It’s that time of year — home gardeners and canners everywhere are getting down to it in the kitchen, preserving the food they’ve grown this season.
When people were working at home during the height of the pandemic, La Crosse County Extension Specialist Heather Quackenboss says more folks got into home gardening and canning. In 2022, that trend is staying mostly steady. And it sounds like jar and lid suppliers have finally caught up. Quackenboss says the shortages of essential canning supplies experienced in 2020 and 2021 have subsided.
However, if you’ve been stocking up on lids to avoid potential shortages, be sure to examine them.
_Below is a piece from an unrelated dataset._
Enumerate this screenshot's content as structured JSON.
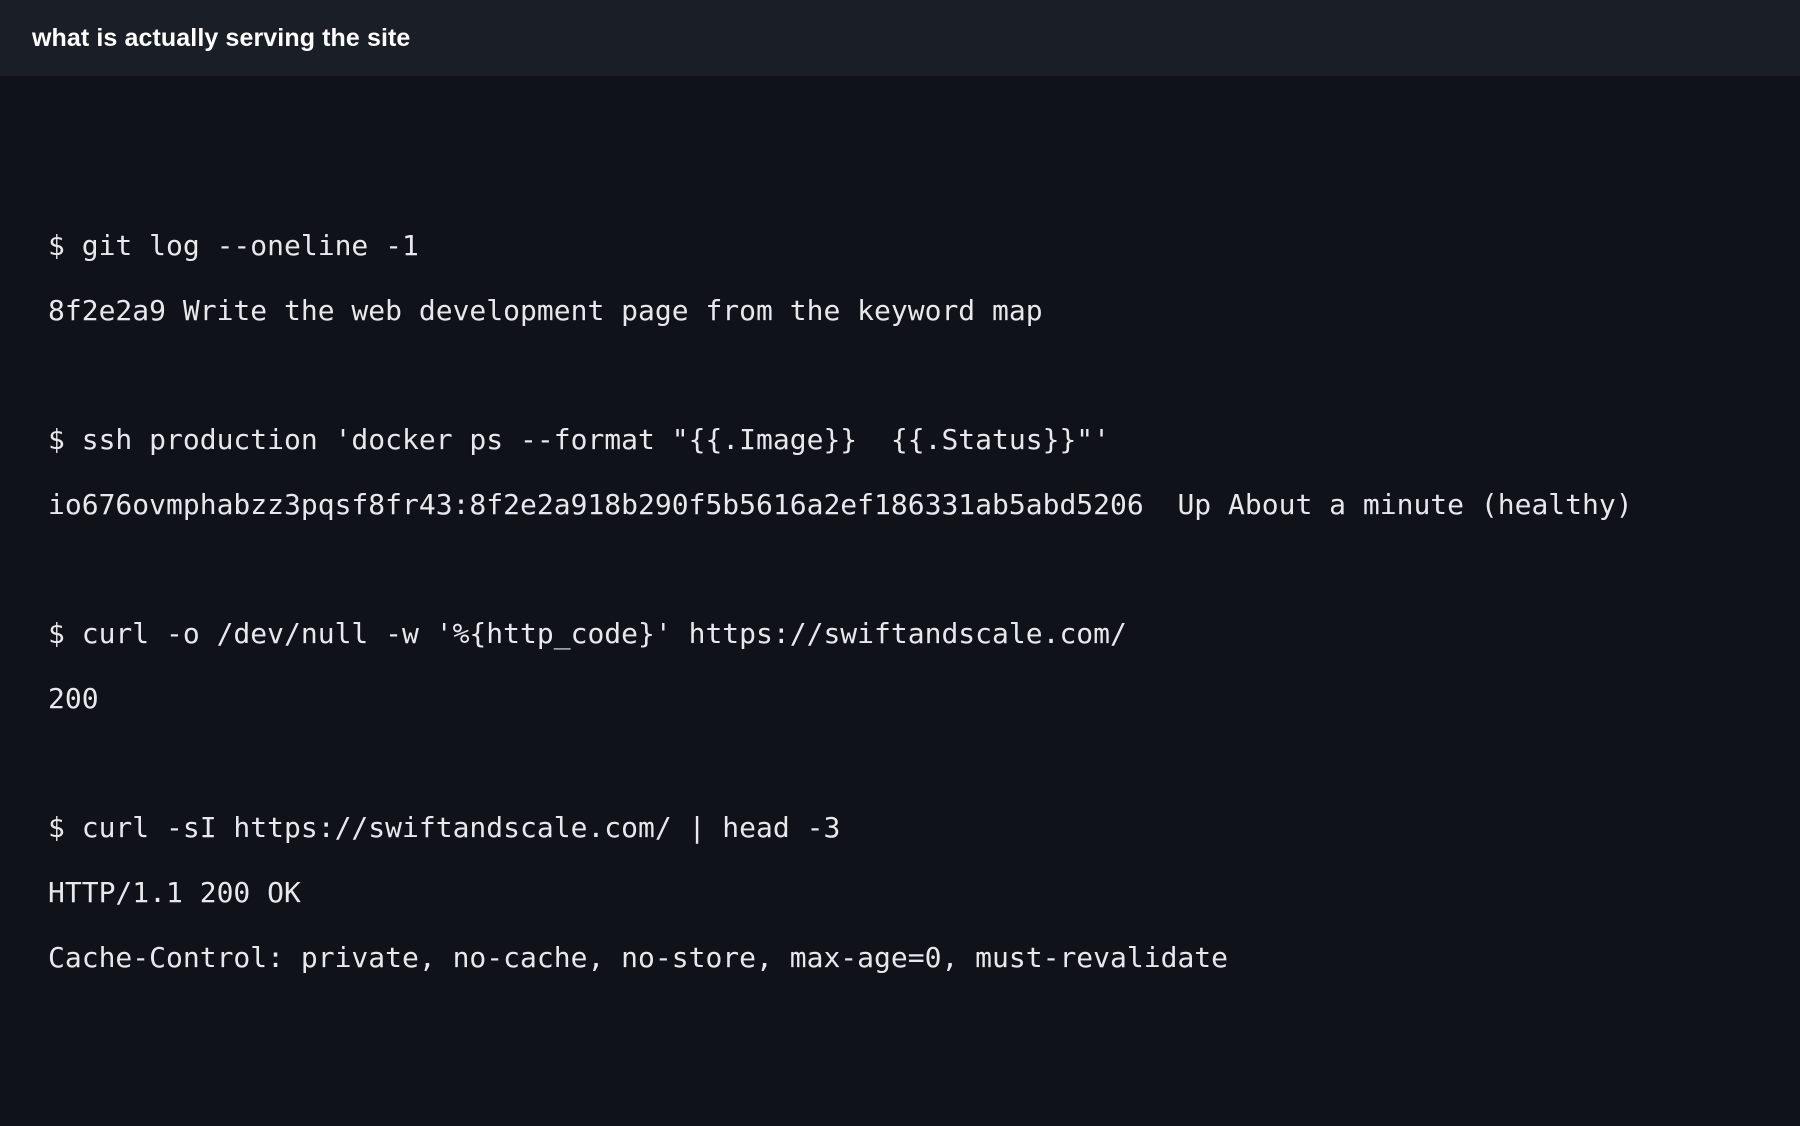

If the seal is cracked, or in Quackenboss’ words, looks like an old pencil eraser, it is not safe to use. In addition, make sure your pressure canner gauge is correct. La Crosse County Extension Office can help you with that.
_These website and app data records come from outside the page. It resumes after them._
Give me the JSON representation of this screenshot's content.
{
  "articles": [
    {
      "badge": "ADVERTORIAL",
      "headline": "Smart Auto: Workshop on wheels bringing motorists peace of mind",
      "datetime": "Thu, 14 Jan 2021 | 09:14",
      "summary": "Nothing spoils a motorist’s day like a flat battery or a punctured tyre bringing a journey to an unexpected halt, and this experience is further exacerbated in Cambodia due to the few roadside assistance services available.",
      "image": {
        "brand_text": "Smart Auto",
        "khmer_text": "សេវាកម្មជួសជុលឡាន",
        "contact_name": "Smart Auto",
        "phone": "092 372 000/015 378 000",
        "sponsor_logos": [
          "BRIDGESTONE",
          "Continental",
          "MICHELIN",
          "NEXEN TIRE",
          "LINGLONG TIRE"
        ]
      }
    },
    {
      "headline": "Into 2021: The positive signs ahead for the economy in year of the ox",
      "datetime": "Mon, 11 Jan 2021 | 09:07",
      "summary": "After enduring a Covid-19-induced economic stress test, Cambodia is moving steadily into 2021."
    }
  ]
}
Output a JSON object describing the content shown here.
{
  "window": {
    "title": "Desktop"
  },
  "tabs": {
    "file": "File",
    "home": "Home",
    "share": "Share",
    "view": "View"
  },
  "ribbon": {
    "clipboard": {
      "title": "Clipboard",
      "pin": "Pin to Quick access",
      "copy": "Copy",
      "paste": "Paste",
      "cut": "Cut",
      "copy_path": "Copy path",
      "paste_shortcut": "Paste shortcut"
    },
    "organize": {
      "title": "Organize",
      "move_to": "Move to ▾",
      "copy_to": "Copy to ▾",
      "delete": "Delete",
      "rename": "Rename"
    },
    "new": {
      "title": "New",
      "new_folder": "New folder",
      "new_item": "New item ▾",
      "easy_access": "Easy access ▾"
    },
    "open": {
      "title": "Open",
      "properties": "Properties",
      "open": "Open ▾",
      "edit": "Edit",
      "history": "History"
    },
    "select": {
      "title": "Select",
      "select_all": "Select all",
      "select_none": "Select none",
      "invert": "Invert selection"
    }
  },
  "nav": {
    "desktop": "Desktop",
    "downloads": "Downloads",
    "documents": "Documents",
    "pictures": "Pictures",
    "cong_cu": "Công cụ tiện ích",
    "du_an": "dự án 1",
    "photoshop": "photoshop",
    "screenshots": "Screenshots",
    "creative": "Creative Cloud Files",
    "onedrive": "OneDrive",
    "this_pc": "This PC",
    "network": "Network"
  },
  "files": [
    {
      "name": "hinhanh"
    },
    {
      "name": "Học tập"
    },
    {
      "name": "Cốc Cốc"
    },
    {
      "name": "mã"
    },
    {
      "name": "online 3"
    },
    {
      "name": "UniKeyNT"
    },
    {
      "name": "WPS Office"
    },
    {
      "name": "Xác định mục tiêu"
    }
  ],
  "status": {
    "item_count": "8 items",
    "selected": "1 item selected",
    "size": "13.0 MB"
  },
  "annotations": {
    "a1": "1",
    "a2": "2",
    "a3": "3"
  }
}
When it comes to canning safely, it’s not just about your jars or canner. It’s also about acidity, ingredients and methods. While perusing for recipes online, Quackenboss says she’s run into more and more recipes that could make you sick. Beware of recipes you see online, on Facebook, or on TikTok — “dry canning” or “upside down canning” can cause food poisoning or botulism.
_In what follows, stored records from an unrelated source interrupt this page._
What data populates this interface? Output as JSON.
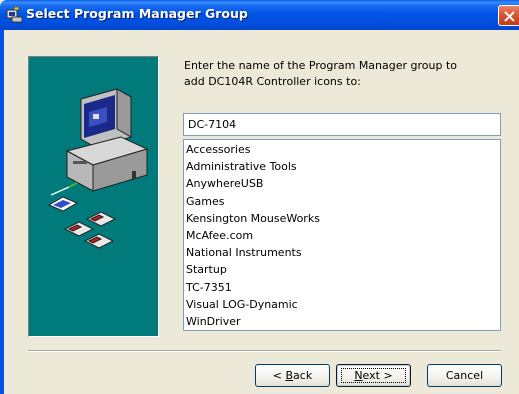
{
  "window": {
    "title": "Select Program Manager Group",
    "icon": "setup-icon",
    "close_icon": "close-icon"
  },
  "prompt": {
    "line1": "Enter the name of the Program Manager group to",
    "line2": "add DC104R Controller icons to:"
  },
  "group_input": {
    "value": "DC-7104"
  },
  "groups": [
    "Accessories",
    "Administrative Tools",
    "AnywhereUSB",
    "Games",
    "Kensington MouseWorks",
    "McAfee.com",
    "National Instruments",
    "Startup",
    "TC-7351",
    "Visual LOG-Dynamic",
    "WinDriver"
  ],
  "buttons": {
    "back_prefix": "< ",
    "back_key": "B",
    "back_rest": "ack",
    "next_key": "N",
    "next_rest": "ext >",
    "cancel": "Cancel"
  },
  "colors": {
    "titlebar": "#0054e3",
    "panel": "#007a7a",
    "dialog_bg": "#ece9d8",
    "close": "#d8512f"
  }
}
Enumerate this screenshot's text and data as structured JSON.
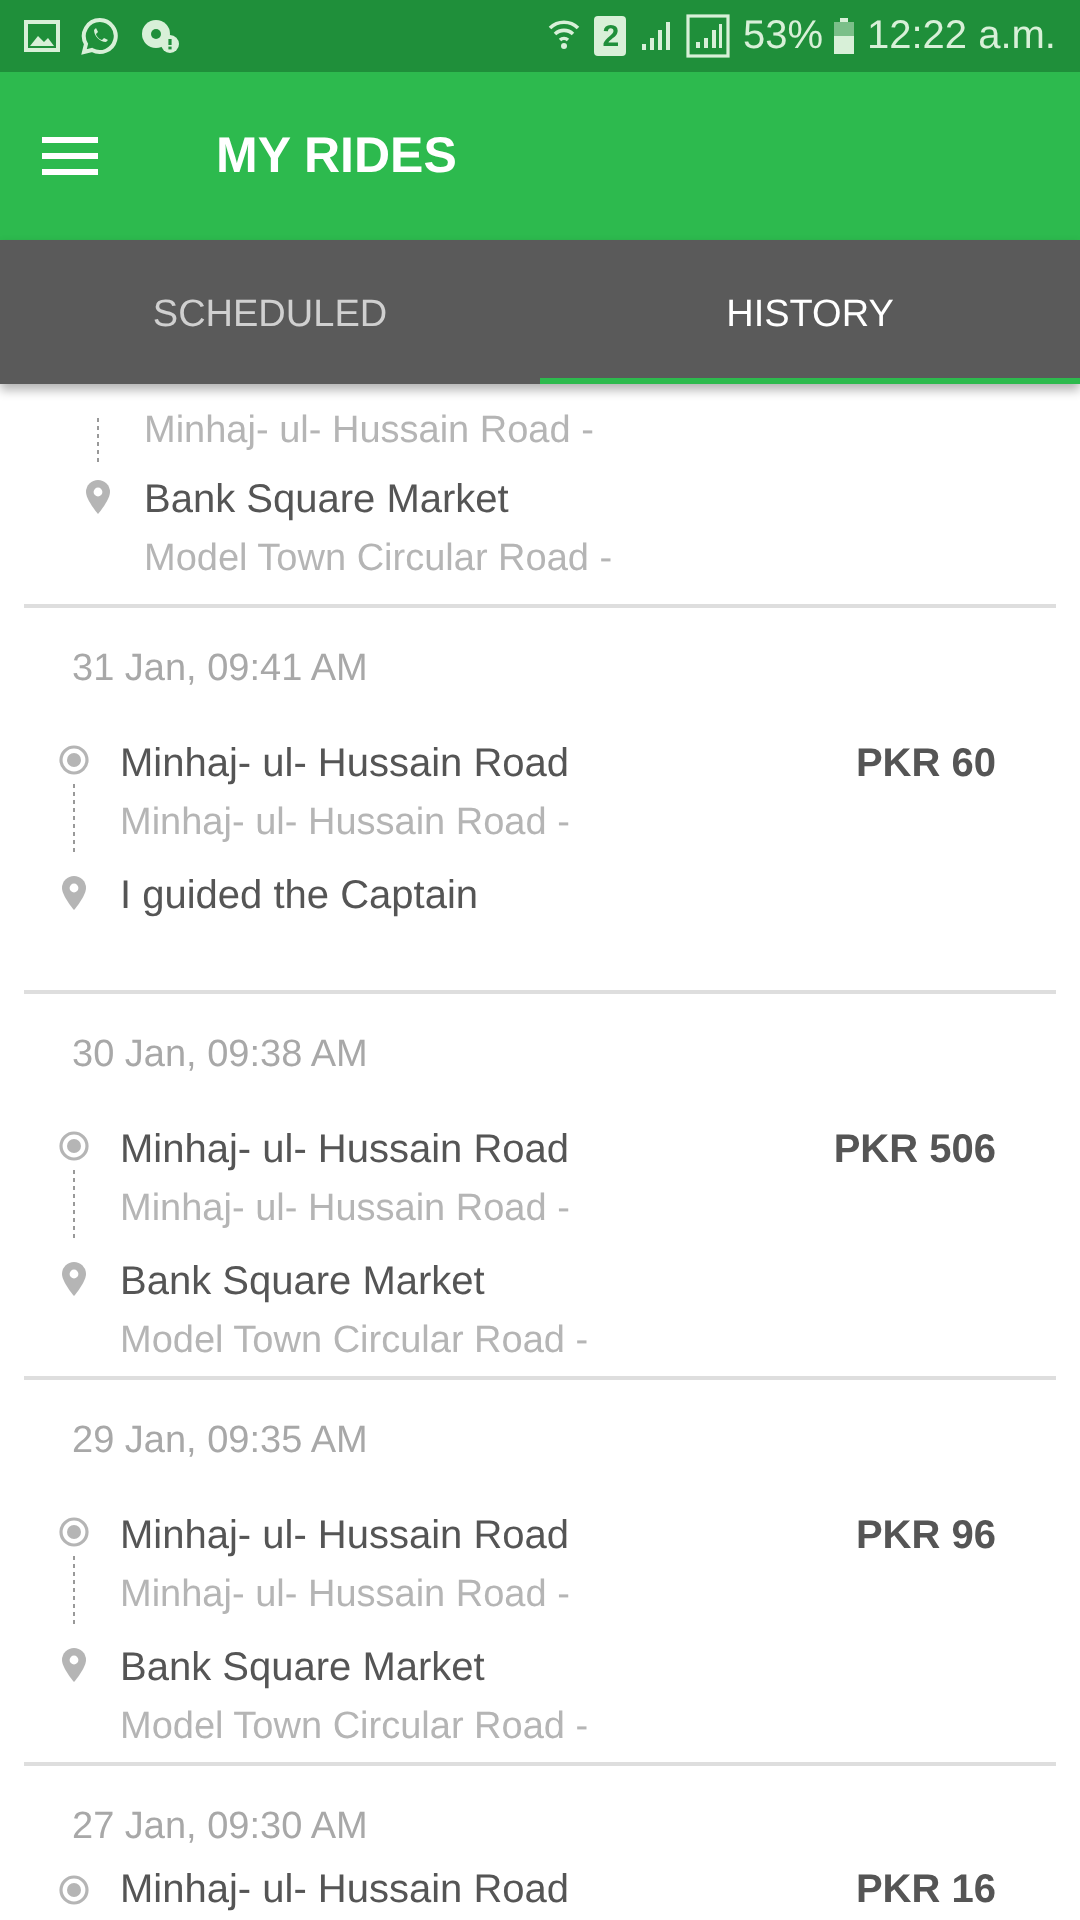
{
  "status_bar": {
    "sim_label": "2",
    "battery": "53%",
    "time": "12:22 a.m."
  },
  "app_bar": {
    "title": "MY RIDES"
  },
  "tabs": [
    {
      "label": "SCHEDULED",
      "selected": false
    },
    {
      "label": "HISTORY",
      "selected": true
    }
  ],
  "rides": [
    {
      "pickup": {
        "address": "Minhaj- ul- Hussain Road -"
      },
      "dropoff": {
        "name": "Bank Square Market",
        "address": "Model Town Circular Road -"
      }
    },
    {
      "date": "31 Jan, 09:41 AM",
      "fare": "PKR 60",
      "pickup": {
        "name": "Minhaj- ul- Hussain Road",
        "address": "Minhaj- ul- Hussain Road -"
      },
      "dropoff": {
        "name": "I guided the Captain"
      }
    },
    {
      "date": "30 Jan, 09:38 AM",
      "fare": "PKR 506",
      "pickup": {
        "name": "Minhaj- ul- Hussain Road",
        "address": "Minhaj- ul- Hussain Road -"
      },
      "dropoff": {
        "name": "Bank Square Market",
        "address": "Model Town Circular Road -"
      }
    },
    {
      "date": "29 Jan, 09:35 AM",
      "fare": "PKR 96",
      "pickup": {
        "name": "Minhaj- ul- Hussain Road",
        "address": "Minhaj- ul- Hussain Road -"
      },
      "dropoff": {
        "name": "Bank Square Market",
        "address": "Model Town Circular Road -"
      }
    },
    {
      "date": "27 Jan, 09:30 AM",
      "fare": "PKR 16",
      "pickup": {
        "name": "Minhaj- ul- Hussain Road"
      }
    }
  ]
}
If you’re looking for the tried and true canning recipes and methods, Quackenboss recommends the National Center for Home Food Preservation. They are online at nchfp.uga.edu.